Your instructions: Restate the records in their entirety, word for word.

** Data for this task follows **

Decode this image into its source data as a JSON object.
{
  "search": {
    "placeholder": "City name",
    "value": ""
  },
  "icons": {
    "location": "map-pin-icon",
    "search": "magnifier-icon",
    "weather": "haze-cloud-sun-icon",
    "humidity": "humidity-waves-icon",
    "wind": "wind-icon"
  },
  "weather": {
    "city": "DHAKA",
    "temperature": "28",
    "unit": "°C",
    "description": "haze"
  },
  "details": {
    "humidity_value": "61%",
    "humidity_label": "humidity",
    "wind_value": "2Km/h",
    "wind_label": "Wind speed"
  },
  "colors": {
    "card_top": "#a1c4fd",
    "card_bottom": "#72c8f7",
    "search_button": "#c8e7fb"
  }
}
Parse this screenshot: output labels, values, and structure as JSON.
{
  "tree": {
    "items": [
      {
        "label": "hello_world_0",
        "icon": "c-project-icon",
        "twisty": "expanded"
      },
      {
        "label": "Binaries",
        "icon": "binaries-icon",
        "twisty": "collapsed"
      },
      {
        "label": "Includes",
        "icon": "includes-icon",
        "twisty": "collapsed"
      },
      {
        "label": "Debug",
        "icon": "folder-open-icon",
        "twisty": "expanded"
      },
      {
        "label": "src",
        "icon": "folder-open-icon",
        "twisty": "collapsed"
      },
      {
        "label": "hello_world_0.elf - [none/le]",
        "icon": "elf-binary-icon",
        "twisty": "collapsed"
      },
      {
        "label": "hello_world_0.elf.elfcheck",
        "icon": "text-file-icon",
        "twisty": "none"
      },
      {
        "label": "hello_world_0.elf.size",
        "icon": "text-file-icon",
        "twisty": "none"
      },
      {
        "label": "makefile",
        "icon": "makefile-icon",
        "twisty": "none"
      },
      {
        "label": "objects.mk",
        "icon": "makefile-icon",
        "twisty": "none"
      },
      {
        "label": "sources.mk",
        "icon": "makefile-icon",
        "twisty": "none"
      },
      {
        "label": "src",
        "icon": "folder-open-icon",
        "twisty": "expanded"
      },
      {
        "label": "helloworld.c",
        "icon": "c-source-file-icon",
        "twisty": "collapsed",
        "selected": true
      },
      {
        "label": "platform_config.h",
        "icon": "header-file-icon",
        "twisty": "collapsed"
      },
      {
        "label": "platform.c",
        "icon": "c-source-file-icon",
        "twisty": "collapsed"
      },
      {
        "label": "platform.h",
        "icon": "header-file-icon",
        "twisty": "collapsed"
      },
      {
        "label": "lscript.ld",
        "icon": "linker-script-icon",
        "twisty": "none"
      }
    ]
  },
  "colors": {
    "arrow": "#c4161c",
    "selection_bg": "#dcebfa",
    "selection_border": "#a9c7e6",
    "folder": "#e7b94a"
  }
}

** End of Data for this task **

Task response:
Decode this image into its source data as a JSON object.
{
  "search": {
    "placeholder": "City name",
    "value": ""
  },
  "icons": {
    "location": "map-pin-icon",
    "search": "magnifier-icon",
    "weather": "haze-cloud-sun-icon",
    "humidity": "humidity-waves-icon",
    "wind": "wind-icon"
  },
  "weather": {
    "city": "DHAKA",
    "temperature": "28",
    "unit": "°C",
    "description": "haze"
  },
  "details": {
    "humidity_value": "61%",
    "humidity_label": "humidity",
    "wind_value": "2Km/h",
    "wind_label": "Wind speed"
  },
  "colors": {
    "card_top": "#a1c4fd",
    "card_bottom": "#72c8f7",
    "search_button": "#c8e7fb"
  }
}
Parse this screenshot: output labels, values, and structure as JSON.
{
  "tree": {
    "items": [
      {
        "label": "hello_world_0",
        "icon": "c-project-icon",
        "twisty": "expanded"
      },
      {
        "label": "Binaries",
        "icon": "binaries-icon",
        "twisty": "collapsed"
      },
      {
        "label": "Includes",
        "icon": "includes-icon",
        "twisty": "collapsed"
      },
      {
        "label": "Debug",
        "icon": "folder-open-icon",
        "twisty": "expanded"
      },
      {
        "label": "src",
        "icon": "folder-open-icon",
        "twisty": "collapsed"
      },
      {
        "label": "hello_world_0.elf - [none/le]",
        "icon": "elf-binary-icon",
        "twisty": "collapsed"
      },
      {
        "label": "hello_world_0.elf.elfcheck",
        "icon": "text-file-icon",
        "twisty": "none"
      },
      {
        "label": "hello_world_0.elf.size",
        "icon": "text-file-icon",
        "twisty": "none"
      },
      {
        "label": "makefile",
        "icon": "makefile-icon",
        "twisty": "none"
      },
      {
        "label": "objects.mk",
        "icon": "makefile-icon",
        "twisty": "none"
      },
      {
        "label": "sources.mk",
        "icon": "makefile-icon",
        "twisty": "none"
      },
      {
        "label": "src",
        "icon": "folder-open-icon",
        "twisty": "expanded"
      },
      {
        "label": "helloworld.c",
        "icon": "c-source-file-icon",
        "twisty": "collapsed",
        "selected": true
      },
      {
        "label": "platform_config.h",
        "icon": "header-file-icon",
        "twisty": "collapsed"
      },
      {
        "label": "platform.c",
        "icon": "c-source-file-icon",
        "twisty": "collapsed"
      },
      {
        "label": "platform.h",
        "icon": "header-file-icon",
        "twisty": "collapsed"
      },
      {
        "label": "lscript.ld",
        "icon": "linker-script-icon",
        "twisty": "none"
      }
    ]
  },
  "colors": {
    "arrow": "#c4161c",
    "selection_bg": "#dcebfa",
    "selection_border": "#a9c7e6",
    "folder": "#e7b94a"
  }
}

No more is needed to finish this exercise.